Rothstein – 10 Things He Brings
Each appointment to the court brings an entire lifetime of experience, a life in the law culminating in the purest sort of legal thought in our system, the disinterested consideration of the concrete case, in an intensely collaborative sphere, where articulating positions that persuade colleagues becomes very important. The court itself shapes the roles its judges play. Yet Justice Rothstein will have the chance to put his unique touch on the fabric of Canadian law. What can we tell from his background, and experience about what he will bring to the court.
We have identified ten elements in which Justice Rothstein stands out:
- Federal Court experience. What does this mean in practice? Well, he is comfortable in the complicated norm-rich world of federal administrative tribunals so his appointment enhances the court’s strength on judicial review matters. We can only hope that he can help bring order to the unnecessarily Byzantine law of the standards of judicial review. We also note that his is only the third appointment to the SCC in the 35 year history of the Federal Court. His predecessors – Justices Gerald Le Dain and Frank Iacobucci.
- Tax experience. This is a difficult area of the law and one in which one member of the court generally takes the lead. For many years Justice Bud Estey had this role. But the SCC’s experience in the area has been lacking since the retirement of Justice Frank Iacobucci. This is a plus for an appointment from the Federal Court where there is the sort of tax docket to build up familiarity.

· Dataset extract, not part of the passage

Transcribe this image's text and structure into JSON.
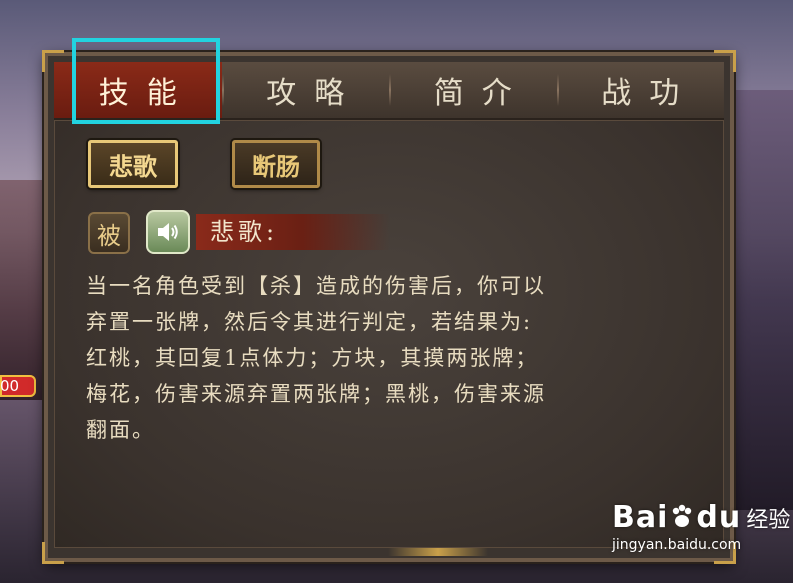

- Intellectual property is another major component of the Federal Court’s workload. Expect Justice Rothstein to bolster Justice Binnie’s experience as an advocate in the areas of patents, trade marks and copyright. His work on the Harvard Mouse case is a harbinger. ( 4 F.C. 528 ; subsequently narrowly overturned by the Supreme Court in  4 S.C.R. 45; 2002 SCC 76 )
- Transportation experience – quite notable in the biographies that he has done hard thinking in this area. We can’t recall anyone having experience in this area on the court.

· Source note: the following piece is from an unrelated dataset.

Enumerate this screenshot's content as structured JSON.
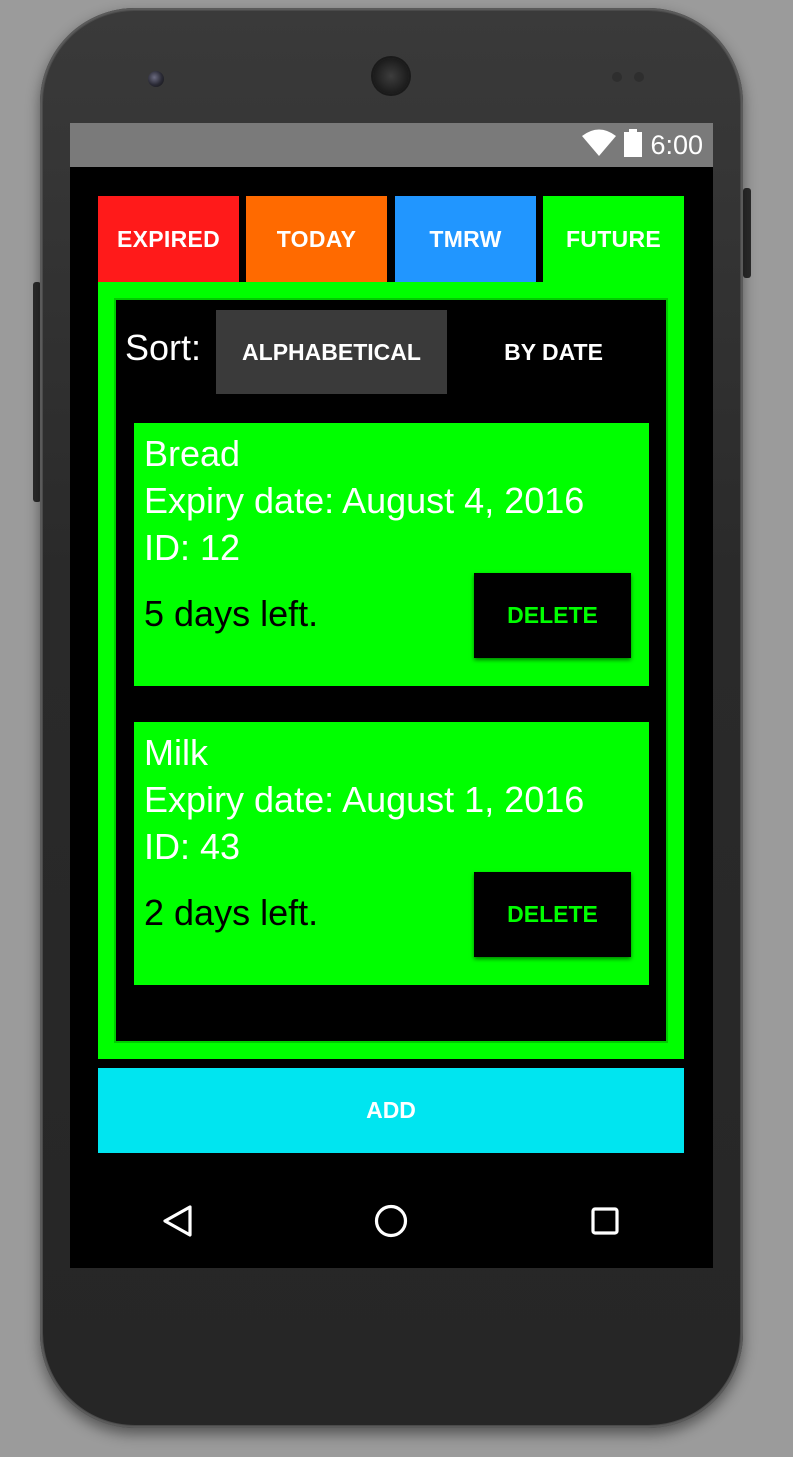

- What doesn’t the Federal Court do? Well, with the notable exceptions of competition and antitrust, the court is light on Criminal Law and thus on the Charter of Rights issues that are brought up in major criminal cases. But on the other side, Justice Rothstein has a greater depth of learning on Competition and Antitrust than anyone in recent memory.

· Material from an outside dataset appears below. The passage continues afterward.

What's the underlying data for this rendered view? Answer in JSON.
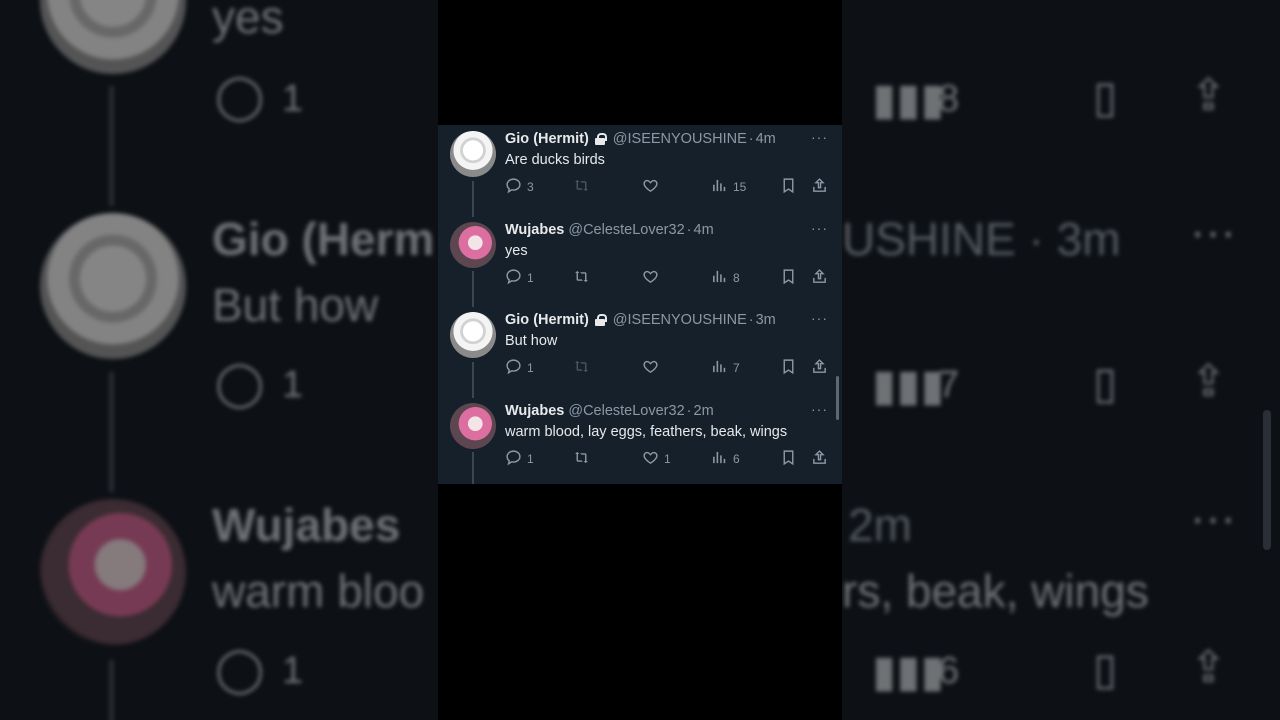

- Personal background – Winnipeg upbringing. Jewish – which would have been much more worthy of comment twenty years ago. Now he joins Justices Fish and Abella. But faith is a much less significant factor with the Canadian as opposed to the American Supreme Court.
- Clarity of legal language – he has taught the Advocates’ Society Advanced Written Advocacy programme. Henry Brown, Ottawa lawyer, reportedly says of Justice Rothstein’s decision-writing: “Often he would have a turn of phrase that would just illuminate a case. You just had to smile when you read it, not flippant or frivolous in any way, just an incisive clarity with a bite.” (Canadian Press, February 23, 2006)
- Unilingual Anglophone – while The Globe and Mail identified this as a concern, the Québéc media and the Bloc Québécois seem, for now, willing to overlook this faux pas. Instead, they are focusing on the change in the judge selection process and are supporting this newer, transparent process.
- Non-partisan – not obviously tied to any political party. He was named to the Federal Court Trial Division in 1992 by the Mulroney Conservative government. In 1999 the Chrétien Liberal government moved him up to the Federal Court of Appeal. He was on the short list that former Liberal justice minister Irwin Cotler had compiled just before the Federal election on January 23, 2006. NDP Justice critic Joe Comartin has spoken favourably of Justice Rothstein as Supreme Court candidate.
- Personality – A self-deprecating sense of humour. Willing to debate ideas – though not in a flashy way, he is not one for rhetoric or hyperbole. Older than the average judge on the court, and with mandatory retirement under the Canadian system kicking in at 75, he has a decade to make his mark.